flickr image by Lady T 220 used under a creative commons license

Thursday, February 11, 2010

Vernalis Buys Back Migraine Drug's EU Royalties

For a small drug, Frova (frovatriptan) sure has had a busy couple of years. After it failed the entrance exam for a menstrual migraine label in the US late in 2007, Frova pushed its parent, UK biotech Vernalis, close to the edge of bankruptcy. (Frova's original parent, until 1994: SmithKline Beecham).

Fortunately, the likes of financiers Paul Capital Healthcare were to hand, willing to pony up emergency cash in exchange for future royalties on Frova in the regular migraine indication. Vernalis' April 2008 deal with Paul Capital brought the biotech a €18.4 million life-line, in the form of a loan, to be re-paid along with hefty interest with 90% of the Frova royalties that Vernalis was receiving from European commercialization partner Menarini.

After a good deal more asset-selling and cost-slashing, Vernalis staggered back to life. Ex-Acambis CEO Ian Garland took the reins in late 2008, creating a new management team around him.

So today, a more confident, nearly-back-on-its-feet Vernalis has agreed to pay Paul $32.57 million (£21 million) to regain 100% of those Frova royalties and wipe the debt off its books. Vernalis is seeking the funds to pay Paul off via a placing and open offer, designed to raise about £28.5 million after expenses. (The royalties would have gradually come back to Vernalis, according to a sales-linked formula, but not for another 3-4 years, and only if sales reached a certain level.)

Paul Capital, of course, has done well out of Vernalis' troubles. For starters, it charged a cheeky 42% or so interest on its initial loan--over which troubled Vernalis, with no option at the time of raising money from the disgruntled capital markets, would have had little negotiating power. Second, the financing group has nearly doubled its money in under two years--an ultra-fast return which likely helped the deal meet Paul's required internal return hurdle. "Paul Capital was under no obligation to do the [second] deal," explains Vernalis' CFO David Mackney, "and initially they didn't want to," he adds.

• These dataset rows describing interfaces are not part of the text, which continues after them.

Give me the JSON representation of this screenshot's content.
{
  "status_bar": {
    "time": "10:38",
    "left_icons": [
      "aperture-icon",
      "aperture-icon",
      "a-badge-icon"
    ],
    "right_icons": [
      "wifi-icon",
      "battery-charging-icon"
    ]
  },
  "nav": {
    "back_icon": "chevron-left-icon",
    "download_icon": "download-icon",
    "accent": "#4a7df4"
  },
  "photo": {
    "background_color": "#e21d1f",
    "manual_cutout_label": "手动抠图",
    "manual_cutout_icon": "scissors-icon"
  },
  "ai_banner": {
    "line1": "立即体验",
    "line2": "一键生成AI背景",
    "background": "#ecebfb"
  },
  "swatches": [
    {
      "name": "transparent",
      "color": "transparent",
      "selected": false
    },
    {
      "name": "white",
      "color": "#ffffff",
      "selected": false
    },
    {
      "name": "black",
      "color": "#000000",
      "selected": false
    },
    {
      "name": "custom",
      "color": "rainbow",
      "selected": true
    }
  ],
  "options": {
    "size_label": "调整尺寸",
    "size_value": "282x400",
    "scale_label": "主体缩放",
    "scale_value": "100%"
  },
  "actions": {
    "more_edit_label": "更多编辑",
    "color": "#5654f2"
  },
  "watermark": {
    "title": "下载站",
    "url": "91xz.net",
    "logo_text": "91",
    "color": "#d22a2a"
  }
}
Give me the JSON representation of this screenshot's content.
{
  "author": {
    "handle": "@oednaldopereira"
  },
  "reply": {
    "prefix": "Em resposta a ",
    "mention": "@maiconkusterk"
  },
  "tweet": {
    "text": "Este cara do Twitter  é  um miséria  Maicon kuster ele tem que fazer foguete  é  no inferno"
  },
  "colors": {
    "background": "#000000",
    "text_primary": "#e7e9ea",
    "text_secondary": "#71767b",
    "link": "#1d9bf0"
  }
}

But Vernalis' new management didn't want, either, to miss out on the growth of one of its assets--Frova's sales were up 15% in 2009, to €32.4 million. And the last thing it needed, as a cash-burning biotech, was heavy debt on its books (although as Mackney admits, Vernalis wouldn't likely exist today if it wasn't for that initial Paul transaction). This deal, with the placing, eliminates Vernalis' debt, reduces its cash burn (since it doesn't have to hand money over to Paul anymore) and extends its cash runway beyond 2012, potentially for as long as four years.

As for dilution: who cares? This is a company starting from scratch, whose original investors have already lost out, but whose newer backers may have something to gain, if all goes to plan. Besides, UK pre-emption laws mean existing shareholders can avoid dilution if they want by putting up more money; Vernalis' existing major shareholder, Invesco, has agreed to increase its holding to up to 46% of issued share capital by subscribing to two thirds of the offer.

Vernalis plans to use most of the remainder of the placing proceeds (about £7, by our calculation) to invest in its own pipeline and/or to seize in-licensing or acquisition opportunities. Such a move would reduce the firm's cash runway, sure. But although having an enormous runway is a nice story, particularly amid the rest of the UK's rather shaky biotech sector, it's not really the point of the business, is it?

image by flickrer Artysmokes used under a creative commons license